Eventually, he ended up admitted to JPS Hospital with pneumonia where he was treated in isolation for five days still unsure whether he’d contracted the novel virus.
It wasn’t until he was back home on the mend that he finally learned after 16 days he’d been positive for COVID-19.
“If I had not really been the type of conscientious person that I am, I could’ve been a weapon of mass destruction by myself. I could’ve infected so many people because nobody could confirm for me that I had coronavirus,” said Horn.
Austin Stewart said he had a similar thought after waiting 13 days for results after getting tested at Texas Health Presbyterian Plano.
He chose to get tested after becoming feverish and lethargic following a trip to Washington state.
“They sent me home and they said, ‘Go straight home and stay inside your house, because you may or may not have it. Don’t have any contact with the outside world for 14 days,” said Austin Stewart.
He was just one day out from the end of that quarantine when he finally learned his test results were negative.
“It was almost tempting to leave the quarantine and just think, ‘Do I even really have this virus?’ You know, I didn’t, but it felt like I didn’t have direction and that ambiguity made it hard to trust what the next steps would be,” said Stewart.
Thursday, Dallas County said average wait times from tests done at its two sites are currently seven to 10 days due to backlogs at federal labs.
This week, both Labcorp and Quest Diagnostics announced they were increasing their capacity to bring average wait times down to 4 or 5 days.
But when Sarah Render got tested at a drive-thru site in Lewisville Thursday morning, she was handed paperwork in which the anticipated seven day wait time had been scratched out and changed to 14 days.

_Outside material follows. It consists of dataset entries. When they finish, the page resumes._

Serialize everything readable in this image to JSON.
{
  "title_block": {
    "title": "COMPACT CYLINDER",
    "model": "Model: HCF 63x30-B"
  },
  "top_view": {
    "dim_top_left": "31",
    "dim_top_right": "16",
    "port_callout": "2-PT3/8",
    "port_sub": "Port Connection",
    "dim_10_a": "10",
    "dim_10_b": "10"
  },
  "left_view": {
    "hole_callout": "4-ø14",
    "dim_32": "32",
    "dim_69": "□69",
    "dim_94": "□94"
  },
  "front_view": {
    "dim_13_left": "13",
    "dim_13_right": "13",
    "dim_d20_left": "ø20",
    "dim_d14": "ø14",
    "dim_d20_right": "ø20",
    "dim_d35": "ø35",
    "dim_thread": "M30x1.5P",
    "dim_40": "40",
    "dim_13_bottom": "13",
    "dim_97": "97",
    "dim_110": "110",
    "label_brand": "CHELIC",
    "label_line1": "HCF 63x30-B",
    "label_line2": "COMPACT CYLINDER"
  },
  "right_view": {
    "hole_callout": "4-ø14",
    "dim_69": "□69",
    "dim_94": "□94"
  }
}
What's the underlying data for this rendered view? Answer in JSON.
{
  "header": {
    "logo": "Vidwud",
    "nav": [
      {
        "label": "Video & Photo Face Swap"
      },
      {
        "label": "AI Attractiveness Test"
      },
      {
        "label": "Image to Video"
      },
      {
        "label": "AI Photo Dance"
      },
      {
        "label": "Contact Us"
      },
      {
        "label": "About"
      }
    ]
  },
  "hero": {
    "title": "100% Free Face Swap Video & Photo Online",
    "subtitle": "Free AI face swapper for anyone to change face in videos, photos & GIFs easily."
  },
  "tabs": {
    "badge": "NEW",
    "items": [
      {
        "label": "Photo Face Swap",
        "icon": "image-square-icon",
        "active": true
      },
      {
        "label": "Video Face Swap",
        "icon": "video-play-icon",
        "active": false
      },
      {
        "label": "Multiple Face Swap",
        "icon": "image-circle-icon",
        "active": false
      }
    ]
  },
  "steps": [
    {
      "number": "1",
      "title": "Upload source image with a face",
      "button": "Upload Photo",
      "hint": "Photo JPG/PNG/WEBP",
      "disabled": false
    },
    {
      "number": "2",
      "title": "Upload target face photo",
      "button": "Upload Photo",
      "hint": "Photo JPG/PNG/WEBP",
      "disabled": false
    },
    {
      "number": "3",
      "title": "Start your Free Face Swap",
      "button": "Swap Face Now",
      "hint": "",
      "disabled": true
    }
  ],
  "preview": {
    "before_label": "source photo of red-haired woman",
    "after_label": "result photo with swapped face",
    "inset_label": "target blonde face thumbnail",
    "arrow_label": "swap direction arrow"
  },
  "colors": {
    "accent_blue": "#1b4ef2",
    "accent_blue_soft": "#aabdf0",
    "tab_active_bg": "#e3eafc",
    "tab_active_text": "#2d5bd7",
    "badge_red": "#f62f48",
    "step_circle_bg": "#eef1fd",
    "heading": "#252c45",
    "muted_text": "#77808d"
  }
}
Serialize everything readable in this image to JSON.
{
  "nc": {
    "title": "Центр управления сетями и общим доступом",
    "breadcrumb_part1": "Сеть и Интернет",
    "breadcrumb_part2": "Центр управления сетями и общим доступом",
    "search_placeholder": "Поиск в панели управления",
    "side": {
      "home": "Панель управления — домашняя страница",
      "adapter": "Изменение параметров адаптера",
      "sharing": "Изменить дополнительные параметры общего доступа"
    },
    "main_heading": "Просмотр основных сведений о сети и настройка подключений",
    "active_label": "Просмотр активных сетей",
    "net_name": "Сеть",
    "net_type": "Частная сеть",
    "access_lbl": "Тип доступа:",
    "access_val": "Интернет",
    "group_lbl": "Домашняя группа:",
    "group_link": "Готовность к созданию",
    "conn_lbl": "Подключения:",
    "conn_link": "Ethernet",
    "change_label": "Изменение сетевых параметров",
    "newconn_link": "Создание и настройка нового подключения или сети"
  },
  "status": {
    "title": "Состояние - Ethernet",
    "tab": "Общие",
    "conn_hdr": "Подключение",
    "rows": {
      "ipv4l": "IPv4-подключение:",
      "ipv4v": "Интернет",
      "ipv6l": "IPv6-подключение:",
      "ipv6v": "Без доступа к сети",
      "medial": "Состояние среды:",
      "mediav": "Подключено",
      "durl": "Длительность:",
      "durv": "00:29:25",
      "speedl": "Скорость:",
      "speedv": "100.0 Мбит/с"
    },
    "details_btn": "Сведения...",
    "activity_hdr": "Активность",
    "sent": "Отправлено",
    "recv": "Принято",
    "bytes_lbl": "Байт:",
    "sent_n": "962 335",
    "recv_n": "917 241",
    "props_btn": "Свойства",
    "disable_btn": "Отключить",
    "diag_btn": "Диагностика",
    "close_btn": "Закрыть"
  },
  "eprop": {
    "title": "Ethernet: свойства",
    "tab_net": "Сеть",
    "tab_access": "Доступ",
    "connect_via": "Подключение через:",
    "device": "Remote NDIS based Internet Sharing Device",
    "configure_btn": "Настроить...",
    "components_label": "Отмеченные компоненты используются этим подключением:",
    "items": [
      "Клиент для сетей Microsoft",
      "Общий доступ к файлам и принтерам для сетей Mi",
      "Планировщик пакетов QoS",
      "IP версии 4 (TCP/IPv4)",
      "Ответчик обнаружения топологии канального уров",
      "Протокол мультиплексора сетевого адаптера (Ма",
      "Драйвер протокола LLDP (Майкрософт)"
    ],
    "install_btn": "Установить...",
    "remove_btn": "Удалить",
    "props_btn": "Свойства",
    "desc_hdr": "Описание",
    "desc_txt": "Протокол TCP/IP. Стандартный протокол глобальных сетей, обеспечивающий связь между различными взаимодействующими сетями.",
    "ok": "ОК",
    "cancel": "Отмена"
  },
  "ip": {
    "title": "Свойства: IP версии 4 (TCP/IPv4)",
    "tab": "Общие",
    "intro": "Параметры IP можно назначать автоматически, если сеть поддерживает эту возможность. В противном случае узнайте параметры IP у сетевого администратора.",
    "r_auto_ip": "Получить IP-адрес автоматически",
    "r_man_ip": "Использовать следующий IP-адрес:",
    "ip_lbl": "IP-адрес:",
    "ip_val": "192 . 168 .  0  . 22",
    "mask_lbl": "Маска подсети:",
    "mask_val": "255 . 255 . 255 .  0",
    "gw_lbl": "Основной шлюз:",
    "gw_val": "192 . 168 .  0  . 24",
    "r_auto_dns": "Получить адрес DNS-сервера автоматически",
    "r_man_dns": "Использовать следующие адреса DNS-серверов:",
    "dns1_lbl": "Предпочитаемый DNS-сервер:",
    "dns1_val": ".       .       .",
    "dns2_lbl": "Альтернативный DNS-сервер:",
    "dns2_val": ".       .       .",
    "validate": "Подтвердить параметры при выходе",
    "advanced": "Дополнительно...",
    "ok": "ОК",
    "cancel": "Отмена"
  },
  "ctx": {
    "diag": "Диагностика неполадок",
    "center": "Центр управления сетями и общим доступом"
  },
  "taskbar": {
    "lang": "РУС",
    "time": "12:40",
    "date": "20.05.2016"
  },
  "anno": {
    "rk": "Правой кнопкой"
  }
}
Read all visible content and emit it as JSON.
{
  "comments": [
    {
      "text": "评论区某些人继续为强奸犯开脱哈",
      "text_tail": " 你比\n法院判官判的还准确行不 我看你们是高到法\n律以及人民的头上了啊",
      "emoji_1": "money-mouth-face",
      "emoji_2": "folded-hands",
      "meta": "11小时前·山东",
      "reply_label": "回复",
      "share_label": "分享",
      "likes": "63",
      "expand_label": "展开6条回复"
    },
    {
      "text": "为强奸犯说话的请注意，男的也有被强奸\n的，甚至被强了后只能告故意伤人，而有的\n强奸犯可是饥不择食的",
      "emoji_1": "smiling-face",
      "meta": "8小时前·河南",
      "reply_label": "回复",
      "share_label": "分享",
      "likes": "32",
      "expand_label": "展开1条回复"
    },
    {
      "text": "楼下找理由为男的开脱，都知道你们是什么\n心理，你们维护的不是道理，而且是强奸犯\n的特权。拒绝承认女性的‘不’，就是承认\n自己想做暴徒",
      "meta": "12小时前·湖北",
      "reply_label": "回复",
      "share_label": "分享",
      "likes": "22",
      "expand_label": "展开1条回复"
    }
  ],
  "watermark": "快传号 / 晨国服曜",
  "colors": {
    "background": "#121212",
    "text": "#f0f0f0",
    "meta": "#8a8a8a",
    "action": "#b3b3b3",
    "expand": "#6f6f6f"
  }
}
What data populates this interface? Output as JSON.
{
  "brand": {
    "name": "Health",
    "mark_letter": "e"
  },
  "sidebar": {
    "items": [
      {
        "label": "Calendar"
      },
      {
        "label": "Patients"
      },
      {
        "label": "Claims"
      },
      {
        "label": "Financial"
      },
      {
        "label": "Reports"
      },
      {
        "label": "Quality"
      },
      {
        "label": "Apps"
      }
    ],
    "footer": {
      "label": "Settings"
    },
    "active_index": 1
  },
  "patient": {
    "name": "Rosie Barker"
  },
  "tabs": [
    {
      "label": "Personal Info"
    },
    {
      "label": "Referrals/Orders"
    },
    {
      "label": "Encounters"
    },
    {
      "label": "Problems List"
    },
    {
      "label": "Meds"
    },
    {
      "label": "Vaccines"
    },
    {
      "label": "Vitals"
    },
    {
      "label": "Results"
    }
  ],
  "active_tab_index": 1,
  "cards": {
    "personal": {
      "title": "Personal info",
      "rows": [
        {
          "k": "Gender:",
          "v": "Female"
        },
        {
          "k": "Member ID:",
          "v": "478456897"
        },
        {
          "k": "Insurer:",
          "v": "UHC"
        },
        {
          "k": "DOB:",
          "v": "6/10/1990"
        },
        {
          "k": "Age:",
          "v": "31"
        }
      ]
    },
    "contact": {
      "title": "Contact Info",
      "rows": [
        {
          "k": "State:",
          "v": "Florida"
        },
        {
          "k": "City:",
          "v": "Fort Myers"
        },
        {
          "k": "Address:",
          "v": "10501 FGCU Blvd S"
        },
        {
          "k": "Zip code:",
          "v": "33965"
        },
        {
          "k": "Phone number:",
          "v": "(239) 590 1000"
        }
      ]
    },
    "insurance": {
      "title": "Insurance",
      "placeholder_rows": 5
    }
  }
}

“I’m stuck at home not being able to go anywhere for my own health and others, but I have to rely on parents that are in their 60s to go pick up my prescriptions from the pharmacy for me,” said Horn.
As she waits to learn whether her symptoms are anything more than the flu, she wonders if the risk her parents are taking to help her is unnecessary.